KYIV -- While activists in Ukraine have welcomed news that Petro Poroshenko conceded to their demand to create an anticorruption court on October 4, their enthusiasm was curbed knowing that legislation that could hinder corruption investigations is awaiting the president's signature.
The concession came just a day after parliament approved and sent on a contentious bill that would leave room for appeals that could handcuff the new court, a development that activists said was emblematic of Ukraine's postrevolution struggle against entrenched corruption.
Poroshenko, who had resisted the demands of activists and Western allies to create an anticorruption court and even spoke out against doing so at the annual Yalta European Strategy (YES) forum in front of European leaders in Kyiv last month, gave in surprisingly and suddenly, saying that he would take responsibility for the creation of the court.
But he did so with a caveat -- that once signed into law there also be a new "specialized anticorruption chamber in the new Supreme Court that would be the appellate body in all anticorruption cases."

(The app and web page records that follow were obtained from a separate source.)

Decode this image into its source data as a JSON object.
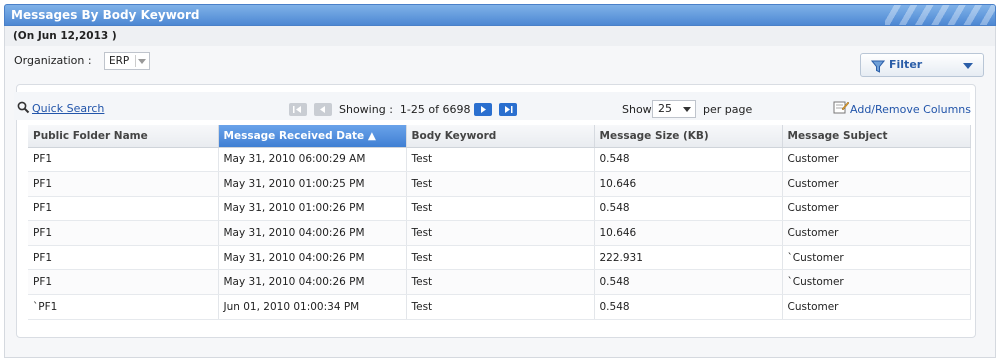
{
  "panel": {
    "title": "Messages By Body Keyword",
    "date_note": "(On Jun 12,2013 )"
  },
  "filters": {
    "organization_label": "Organization :",
    "organization_value": "ERP",
    "filter_button": "Filter"
  },
  "toolbar": {
    "quick_search": "Quick Search",
    "showing_label": "Showing :",
    "showing_range": "1-25 of 6698",
    "show_label": "Show",
    "page_size": "25",
    "per_page_label": "per page",
    "add_remove_columns": "Add/Remove Columns"
  },
  "table": {
    "columns": [
      "Public Folder Name",
      "Message Received Date ▲",
      "Body Keyword",
      "Message Size (KB)",
      "Message Subject"
    ],
    "sorted_column": 1,
    "rows": [
      [
        "PF1",
        "May 31, 2010 06:00:29 AM",
        "Test",
        "0.548",
        "Customer"
      ],
      [
        "PF1",
        "May 31, 2010 01:00:25 PM",
        "Test",
        "10.646",
        "Customer"
      ],
      [
        "PF1",
        "May 31, 2010 01:00:26 PM",
        "Test",
        "0.548",
        "Customer"
      ],
      [
        "PF1",
        "May 31, 2010 04:00:26 PM",
        "Test",
        "10.646",
        "Customer"
      ],
      [
        "PF1",
        "May 31, 2010 04:00:26 PM",
        "Test",
        "222.931",
        "`Customer"
      ],
      [
        "PF1",
        "May 31, 2010 04:00:26 PM",
        "Test",
        "0.548",
        "`Customer"
      ],
      [
        "`PF1",
        "Jun 01, 2010 01:00:34 PM",
        "Test",
        "0.548",
        "Customer"
      ]
    ]
  },
  "colors": {
    "header_blue": "#4d88d3",
    "link_blue": "#2255aa",
    "sorted_header": "#3f7fd3"
  }
}
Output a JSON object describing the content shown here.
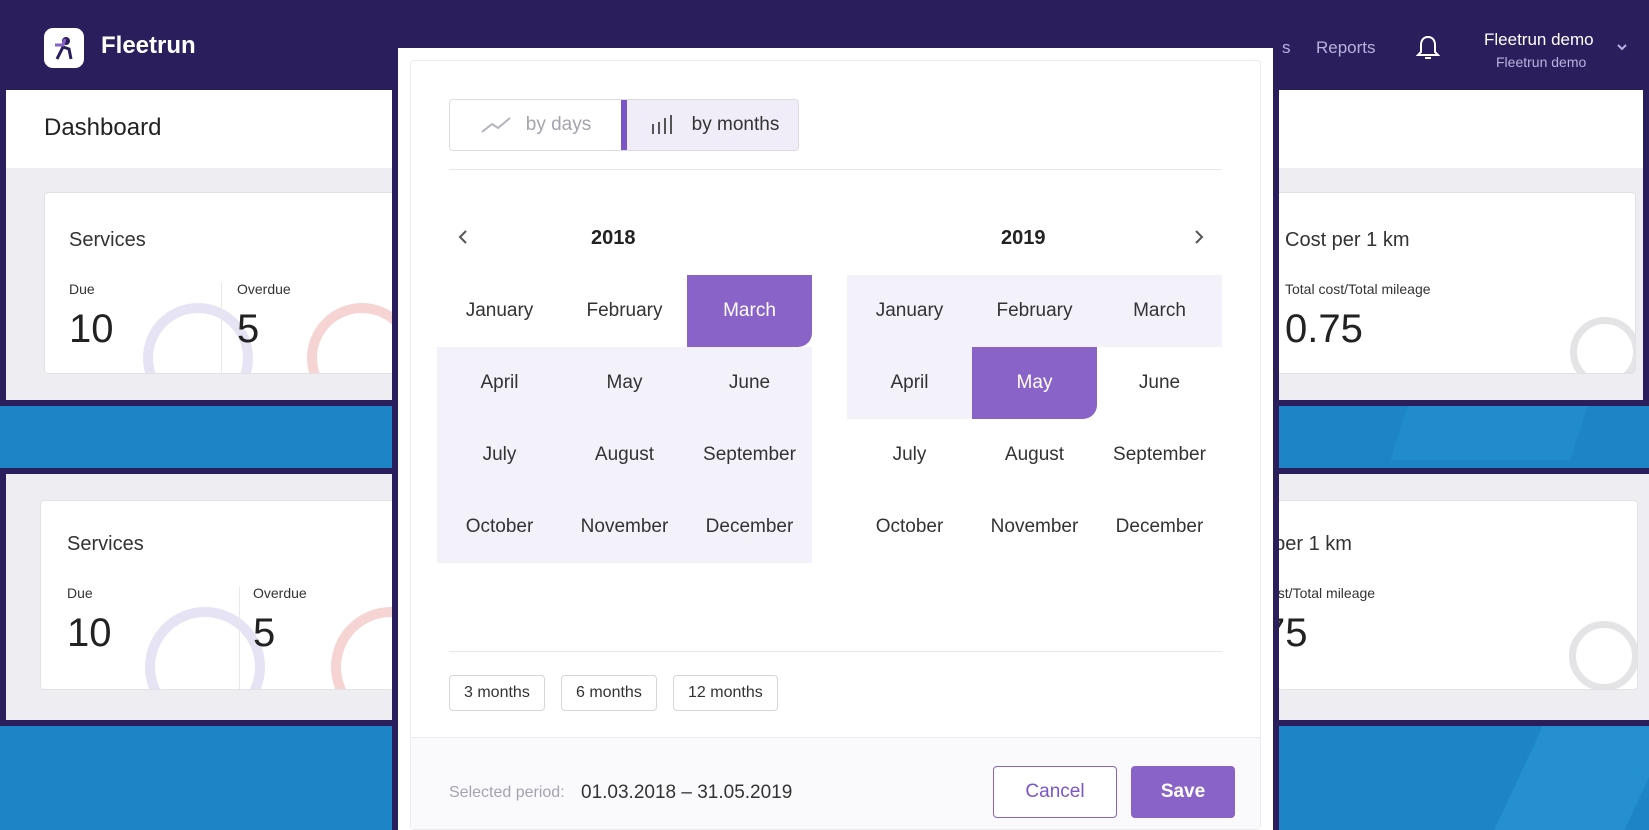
{
  "app": {
    "brand": "Fleetrun",
    "nav_partial": "s",
    "nav_reports": "Reports",
    "user_name": "Fleetrun demo",
    "user_sub": "Fleetrun  demo"
  },
  "dashboard": {
    "title": "Dashboard"
  },
  "cards_top": {
    "services_title": "Services",
    "due_label": "Due",
    "due_value": "10",
    "overdue_label": "Overdue",
    "overdue_value": "5",
    "cost_title": "Cost per 1 km",
    "cost_sub": "Total cost/Total mileage",
    "cost_value": "0.75"
  },
  "cards_bottom": {
    "services_title": "Services",
    "due_label": "Due",
    "due_value": "10",
    "overdue_label": "Overdue",
    "overdue_value": "5",
    "cost_title": "t per 1 km",
    "cost_sub": "cost/Total mileage",
    "cost_value": "75"
  },
  "picker": {
    "mode_days": "by days",
    "mode_months": "by months",
    "active_mode": "by months",
    "year_left": "2018",
    "year_right": "2019",
    "months": [
      "January",
      "February",
      "March",
      "April",
      "May",
      "June",
      "July",
      "August",
      "September",
      "October",
      "November",
      "December"
    ],
    "range_start": "March 2018",
    "range_end": "May 2019",
    "presets": [
      "3 months",
      "6 months",
      "12 months"
    ],
    "selected_label": "Selected period:",
    "selected_value": "01.03.2018 – 31.05.2019",
    "cancel": "Cancel",
    "save": "Save"
  },
  "colors": {
    "appbar": "#2a1f5c",
    "accent": "#8a63c9",
    "background": "#1d85c6"
  }
}
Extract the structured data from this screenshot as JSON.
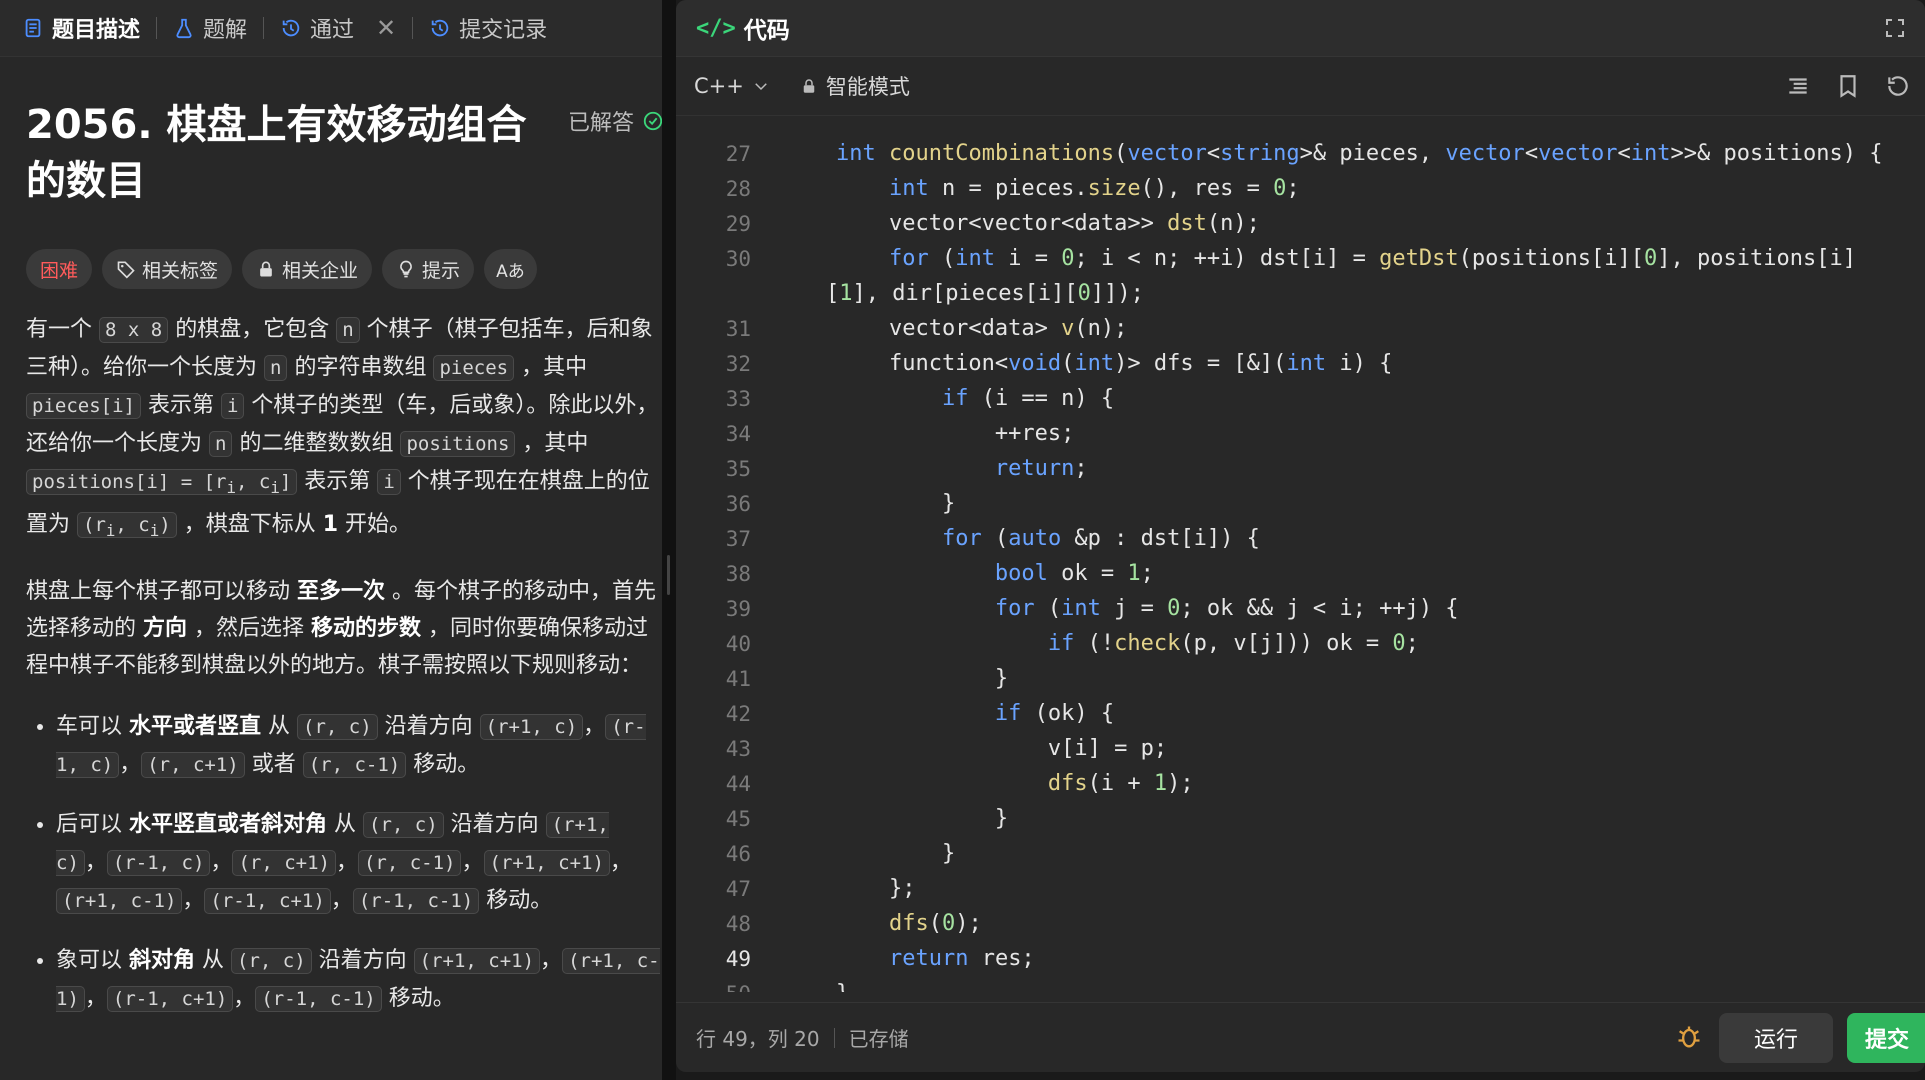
{
  "left_tabs": [
    {
      "label": "题目描述",
      "active": true
    },
    {
      "label": "题解",
      "active": false
    },
    {
      "label": "通过",
      "active": false
    },
    {
      "label": "提交记录",
      "active": false
    }
  ],
  "problem": {
    "title_line1": "2056. 棋盘上有效移动组合",
    "title_line2": "的数目",
    "solved_label": "已解答",
    "chips": {
      "difficulty": "困难",
      "tags": "相关标签",
      "companies": "相关企业",
      "hint": "提示",
      "font": "Aあ"
    }
  },
  "editor": {
    "header_title": "代码",
    "language": "C++",
    "mode": "智能模式",
    "status_position": "行 49，列 20",
    "status_saved": "已存储",
    "run_label": "运行",
    "submit_label": "提交",
    "current_line": 49,
    "accent_color": "#2fb55d"
  }
}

The Supreme Court has been heavily scrutinized of late, with the selection process for a new judge mired in scandal as 30 of the 120 candidates put forth failed to meet ethical standards or account for their assets, according to reports that cite the Public Integrity Council, a civil-society watchdog.
Still, anticorruption activists -- who say they have been targeted as part of a months-long campaign of intimidation and harassment, allegedly at the behest of government officials and vested interests who want to discredit them and see the push for an anticorruption court stopped dead in its tracks -- were elated.
"Do you believe in miracles? Anti-'anticorruption court' campaign failed & President is ready to lead this reform. Huge intermediate victory," reform activist Olena Halushka tweeted.
"Vroom-vroom-vroom! Ooh la la! Bua ha ha!" wrote a surprised Daria Kaleniuk, executive director of the Kyiv-based NGO Anticorruption Action Center (AntAC) and a major proponent of the special court. "Now we expect the Presidential draft law on Anticorruption Court in the next days to be introduced in Rada," she added.
Indeed, the process is still far from completion; hence the more cautiously optimistic message from Kaleniuk's colleague and head of the board at AntAC, Vitaliy Shabunin. "One and a half years of work by many very cool people and teams. This is far from a victory, but a serious step toward it," he wrote on his Facebook page.
While it remains unclear as to why, exactly, Poroshenko flipped on the issue, there is talk among some observers that the international pressure had become unbearable. Especially, they say, from the Venice Commission, an advisory body of the Council of Europe that is made up of constitutional-law experts.
Washington and the U.S. Embassy in Kyiv, in particular, have also been staunch supporters of the anticorruption court.
One Step Back
The news momentarily alleviated stress over what activists characterized as a negative development the day before. Ukraine's parliament, the Verkhovna Rada, on October 3 passed a judicial-reform bill that some believe would make it almost impossible to investigate many criminal cases, including corruption cases against senior officials.
Poroshenko must sign the bill for it to become law, or veto it. The president has not signaled which way he is leaning, though it was his ruling party that helped push the bill through parliament.
The bill was filed by Radical Party lawmaker Andriy Lozovy, who is suspected by the Prosecutor-General's Office of evading 1.83 million hryvnyas (roughly $63,300) in taxes and could escape criminal responsibility should it pass, presenting a serious conflict of interest, said Serhiy Gorbatuk of the Prosecutor-General's Office, according to the Kyiv Post.
The Kyiv Post, which reported on the bill's passage and its details, said the legislation would also enable the functioning of the controversial new Supreme Court.